The President also directed the Minister of Youth and Sports at the time, Elvis Afriyie-Ankrah, to terminate the contract. Coincidentally, Zoomlion’s contract expired in February 2013. On the advice of the Attorney-General, Mr. Elvis AfriyieAnkrah wrote to Zoomlion to suspend the module.

Joy News has evidence that the government continued to pay Zoomlion even though the company had no contract with government.

A cabinet sub-committee’s report sighted by Joy News reveals that

“…the president directed that the Ministry of Youth and Sports should write to terminate the sanitation contract with Zoomlion Ltd. However, H.E. the President’s directive was not carried out to the letter as a resultof which Zoomlion Ltd continued to render services to the State since 2013 to date”.

“This situation had resulted in the accumulation of debt amounting to GHC448,150,762 being management services fees due the service provider(Zoomlion). Out of this sum, an amount of GHC62,000,000 has been paid by the District Assembly Common Fund to Zoomlion Ltd”

The report also stated that the Executive Chairman of Zoomlion petitioned President Mahama when the payment stopped.

According to the cabinet sub-committee’s report, signed by the Minister of Employment and Labour Relations, Haruna Iddrisu, Zoomlion pegged the employees under the module at 45,000 people. The cabinet subcommittee endorsed this figure.This means Zoomlion would be paid management fees of GHc18 million.

This raises questions about the numbers because in 2013, there were 37,700 people on the module. At what point were the additional 7,300 recruited? Who recruited them and when the President had directed that the contract be cancelled?

Besides, the GYEEDA Committee also found a number of anomalies with the Zoomlion contract and said the company was overcharging the state.

For instance, the committee said Zoomlion charged the state GHc25 million more than what it should have charged for the provision of tricycles.

“By Zoomlion’s own admission, the cost of a fully fitted tricycle is GHc1,200 and they are replaced every two years. The total number of tricycles in circulation is less than 10,000 (about 6,000). Even assuming 10,000 tricycles, Zoomlion requires only GHc12m every two years to replace them but charges the MOYS GHc37.5m an excess of over GHc25.5m,” the committee’s report states.

It also said Zoomlion charged the state 48.7 million cedis more than it should have charged for the provision of motorbikes for supervisors.

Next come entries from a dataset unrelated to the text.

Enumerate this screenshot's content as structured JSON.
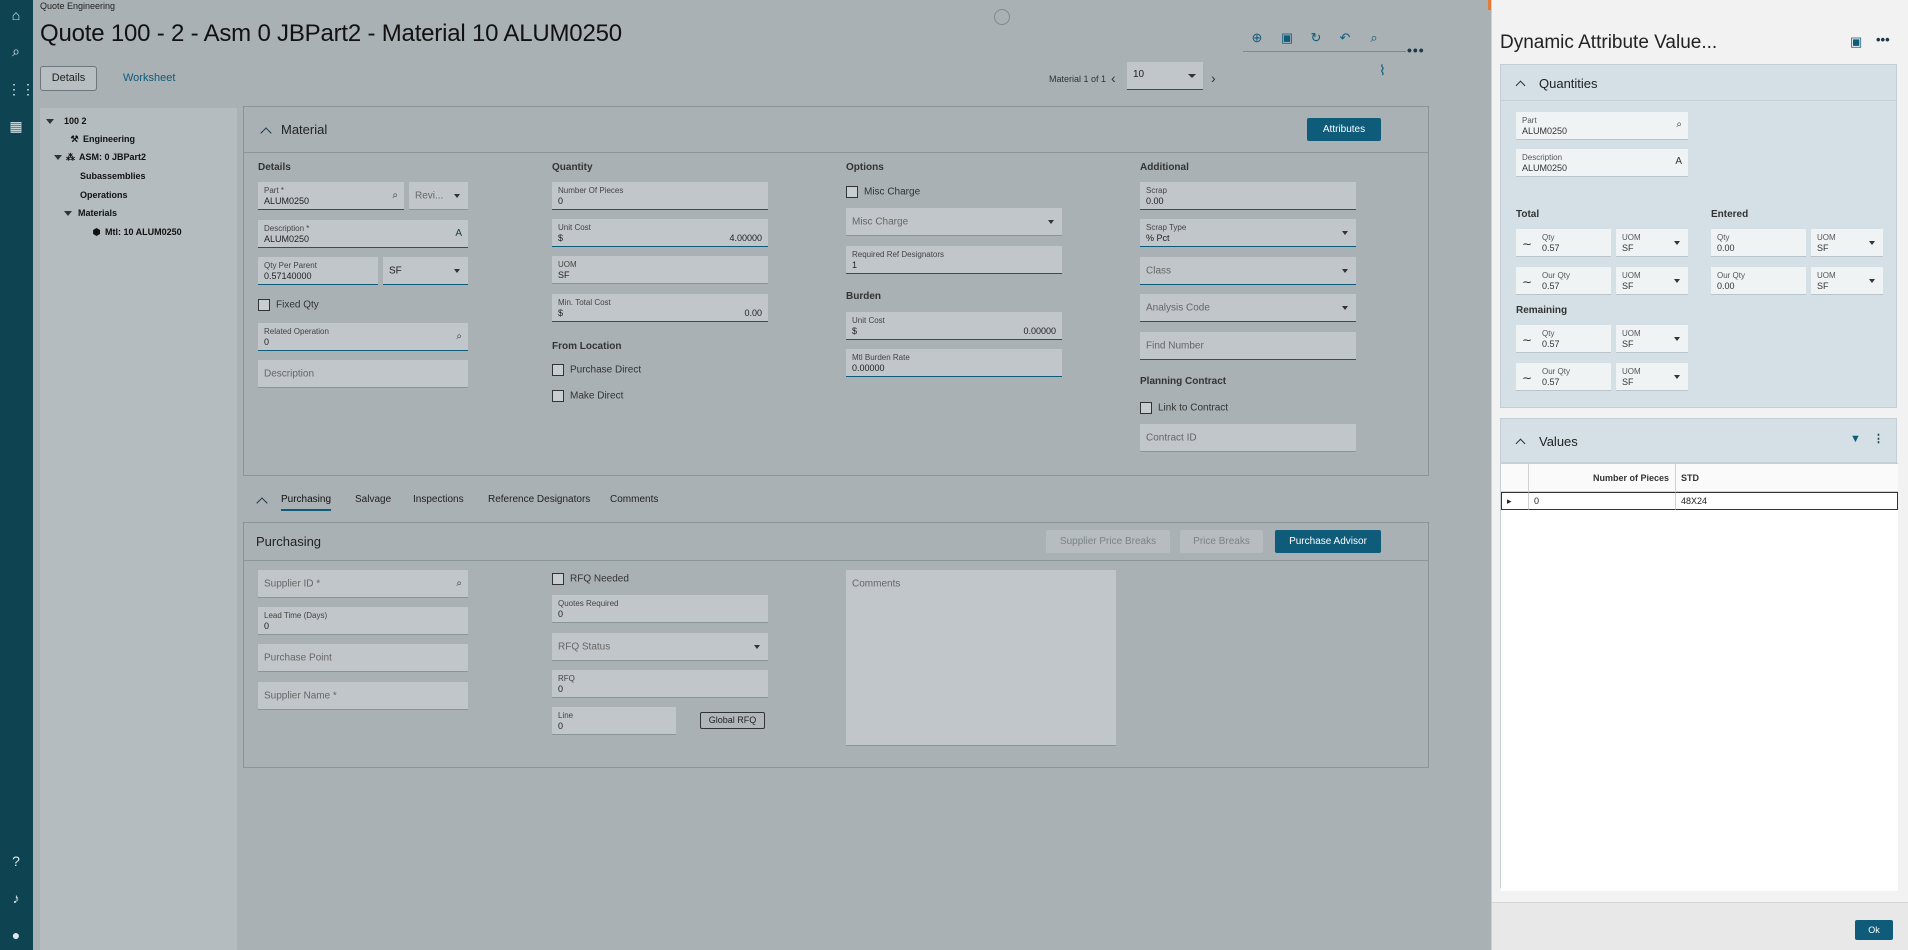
{
  "app": {
    "name": "Quote Engineering",
    "title": "Quote 100 - 2 - Asm 0 JBPart2 - Material 10 ALUM0250"
  },
  "tabs": {
    "details": "Details",
    "worksheet": "Worksheet"
  },
  "pager": {
    "label": "Material 1 of 1",
    "value": "10"
  },
  "tree": {
    "root": "100 2",
    "engineering": "Engineering",
    "asm": "ASM: 0 JBPart2",
    "subassemblies": "Subassemblies",
    "operations": "Operations",
    "materials": "Materials",
    "material_item": "Mtl: 10 ALUM0250"
  },
  "material": {
    "title": "Material",
    "attributes_button": "Attributes",
    "details": {
      "label": "Details",
      "part_label": "Part *",
      "part_value": "ALUM0250",
      "revision_placeholder": "Revi...",
      "description_label": "Description *",
      "description_value": "ALUM0250",
      "qty_per_parent_label": "Qty Per Parent",
      "qty_per_parent_value": "0.57140000",
      "uom_value": "SF",
      "fixed_qty": "Fixed Qty",
      "related_operation_label": "Related Operation",
      "related_operation_value": "0",
      "description_placeholder": "Description"
    },
    "quantity": {
      "label": "Quantity",
      "num_pieces_label": "Number Of Pieces",
      "num_pieces_value": "0",
      "unit_cost_label": "Unit Cost",
      "unit_cost_currency": "$",
      "unit_cost_value": "4.00000",
      "uom_label": "UOM",
      "uom_value": "SF",
      "min_total_cost_label": "Min. Total Cost",
      "min_total_cost_currency": "$",
      "min_total_cost_value": "0.00",
      "from_location": "From Location",
      "purchase_direct": "Purchase Direct",
      "make_direct": "Make Direct"
    },
    "options": {
      "label": "Options",
      "misc_charge_check": "Misc Charge",
      "misc_charge_select": "Misc Charge",
      "req_ref_label": "Required Ref Designators",
      "req_ref_value": "1",
      "burden": "Burden",
      "burden_unit_cost_label": "Unit Cost",
      "burden_unit_cost_currency": "$",
      "burden_unit_cost_value": "0.00000",
      "mtl_burden_rate_label": "Mtl Burden Rate",
      "mtl_burden_rate_value": "0.00000"
    },
    "additional": {
      "label": "Additional",
      "scrap_label": "Scrap",
      "scrap_value": "0.00",
      "scrap_type_label": "Scrap Type",
      "scrap_type_value": "% Pct",
      "class_placeholder": "Class",
      "analysis_code_placeholder": "Analysis Code",
      "find_number_placeholder": "Find Number",
      "planning_contract": "Planning Contract",
      "link_to_contract": "Link to Contract",
      "contract_id_placeholder": "Contract ID"
    }
  },
  "subtabs": [
    "Purchasing",
    "Salvage",
    "Inspections",
    "Reference Designators",
    "Comments"
  ],
  "purchasing": {
    "title": "Purchasing",
    "supplier_price_breaks": "Supplier Price Breaks",
    "price_breaks": "Price Breaks",
    "purchase_advisor": "Purchase Advisor",
    "supplier_id_placeholder": "Supplier ID *",
    "lead_time_label": "Lead Time (Days)",
    "lead_time_value": "0",
    "purchase_point_placeholder": "Purchase Point",
    "supplier_name_placeholder": "Supplier Name *",
    "rfq_needed": "RFQ Needed",
    "quotes_required_label": "Quotes Required",
    "quotes_required_value": "0",
    "rfq_status_placeholder": "RFQ Status",
    "rfq_label": "RFQ",
    "rfq_value": "0",
    "line_label": "Line",
    "line_value": "0",
    "global_rfq": "Global RFQ",
    "comments_placeholder": "Comments"
  },
  "drawer": {
    "title": "Dynamic Attribute Value...",
    "quantities": {
      "title": "Quantities",
      "part_label": "Part",
      "part_value": "ALUM0250",
      "description_label": "Description",
      "description_value": "ALUM0250",
      "total": "Total",
      "entered": "Entered",
      "remaining": "Remaining",
      "qty_label": "Qty",
      "our_qty_label": "Our Qty",
      "uom_label": "UOM",
      "uom_value": "SF",
      "total_qty": "0.57",
      "total_our_qty": "0.57",
      "entered_qty": "0.00",
      "entered_our_qty": "0.00",
      "remaining_qty": "0.57",
      "remaining_our_qty": "0.57"
    },
    "values": {
      "title": "Values",
      "columns": [
        "Number of Pieces",
        "STD"
      ],
      "rows": [
        [
          "0",
          "48X24"
        ]
      ]
    },
    "ok": "Ok"
  }
}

The report states: “Zoomlion suggests that it buys motorbikes for its supervisors (numbering about 600) and replaces them every two years. Zoomlion suggests that the cost of a motorbike is circa GHc1500, meaning that Zoomlion requires GHS900K to replace them every two years. MOYS however pays GHc49.64 over the two years period for motorbikes. This is an overcharge of circa GHc48.7m.“

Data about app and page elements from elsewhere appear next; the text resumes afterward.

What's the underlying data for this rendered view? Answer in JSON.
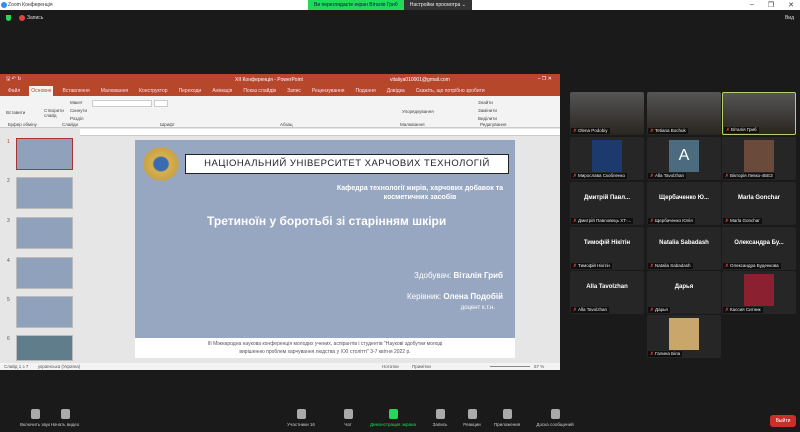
{
  "window": {
    "title": "Zoom Конференція",
    "controls": [
      "–",
      "❐",
      "✕"
    ]
  },
  "share_banner": {
    "text": "Ви переглядаєте екран Віталія Гриб",
    "options": "Настройки просмотра",
    "chevron": "⌄"
  },
  "meeting_bar": {
    "record": "Запись",
    "view": "Вид"
  },
  "powerpoint": {
    "title": "XII Конференція - PowerPoint",
    "account": "vitaliya010001@gmail.com",
    "tabs": [
      "Файл",
      "Основне",
      "Вставлення",
      "Малювання",
      "Конструктор",
      "Переходи",
      "Анімація",
      "Показ слайдів",
      "Запис",
      "Рецензування",
      "Подання",
      "Довідка",
      "Скажіть, що потрібно зробити"
    ],
    "active_tab": "Основне",
    "groups": [
      "Буфер обміну",
      "Слайди",
      "Шрифт",
      "Абзац",
      "Малювання",
      "Редагування"
    ],
    "ribbon_buttons": {
      "paste": "Вставити",
      "new_slide": "Створити слайд",
      "layout": "Макет",
      "reset": "Скинути",
      "section": "Розділ",
      "arrange": "Упорядкування",
      "find": "Знайти",
      "replace": "Замінити",
      "select": "Виділити"
    },
    "slide_numbers": [
      "1",
      "2",
      "3",
      "4",
      "5",
      "6"
    ],
    "status": {
      "slide": "Слайд 1 з 7",
      "lang": "українська (Україна)",
      "notes": "Нотатки",
      "comments": "Примітки",
      "zoom": "57 %"
    },
    "slide": {
      "university": "НАЦІОНАЛЬНИЙ УНІВЕРСИТЕТ ХАРЧОВИХ ТЕХНОЛОГІЙ",
      "department": "Кафедра технології жирів, харчових добавок та косметичних засобів",
      "title": "Третиноїн у боротьбі зі старінням шкіри",
      "student_label": "Здобувач: ",
      "student": "Віталія Гриб",
      "supervisor_label": "Керівник: ",
      "supervisor": "Олена Подобій",
      "degree": "доцент к.т.н.",
      "footer1": "ІІІ Міжнародна наукова конференція молодих учених, аспірантів і студентів \"Наукові здобутки молоді",
      "footer2": "вирішенню проблем харчування людства у ХХІ столітті\" 3-7 квітня 2022 р."
    }
  },
  "participants": [
    {
      "name": "Olena Podobiy",
      "kind": "video"
    },
    {
      "name": "Tetiana Bochuk",
      "kind": "video"
    },
    {
      "name": "Віталія Гриб",
      "kind": "video",
      "active": true
    },
    {
      "name": "Мирослава Скобленко",
      "kind": "pic"
    },
    {
      "name": "Alla Tavolzhan",
      "kind": "letter",
      "letter": "A"
    },
    {
      "name": "Вікторія Левко-4БЕЗ",
      "kind": "pic"
    },
    {
      "name": "Дмитрій Павловець ХТ-...",
      "display": "Дмитрій Павл...",
      "kind": "text"
    },
    {
      "name": "Щербаченко Юлія",
      "display": "Щербаченко Ю...",
      "kind": "text"
    },
    {
      "name": "Marla Gonchar",
      "display": "Marla Gonchar",
      "kind": "text"
    },
    {
      "name": "Тимофій Нікітін",
      "display": "Тимофій Нікітін",
      "kind": "text"
    },
    {
      "name": "Natalia Sabadash",
      "display": "Natalia Sabadash",
      "kind": "text"
    },
    {
      "name": "Олександра Буденкова",
      "display": "Олександра Бу...",
      "kind": "text"
    },
    {
      "name": "Alla Tavolzhan",
      "display": "Alla Tavolzhan",
      "kind": "text"
    },
    {
      "name": "Дарья",
      "display": "Дарья",
      "kind": "text"
    },
    {
      "name": "Кассия Ситник",
      "kind": "pic"
    },
    {
      "name": "Галина Біла",
      "kind": "pic"
    }
  ],
  "toolbar": {
    "audio": "Включить звук",
    "video": "Начать видео",
    "participants": "Участники",
    "participants_count": "16",
    "chat": "Чат",
    "share": "Демонстрация экрана",
    "record": "Запись",
    "reactions": "Реакции",
    "apps": "Приложения",
    "whiteboard": "Доска сообщений",
    "leave": "Выйти"
  }
}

These are serious issues to be considered as government plans to pay nearly 450 million cedis to Zoomlion for services rendered without a contract.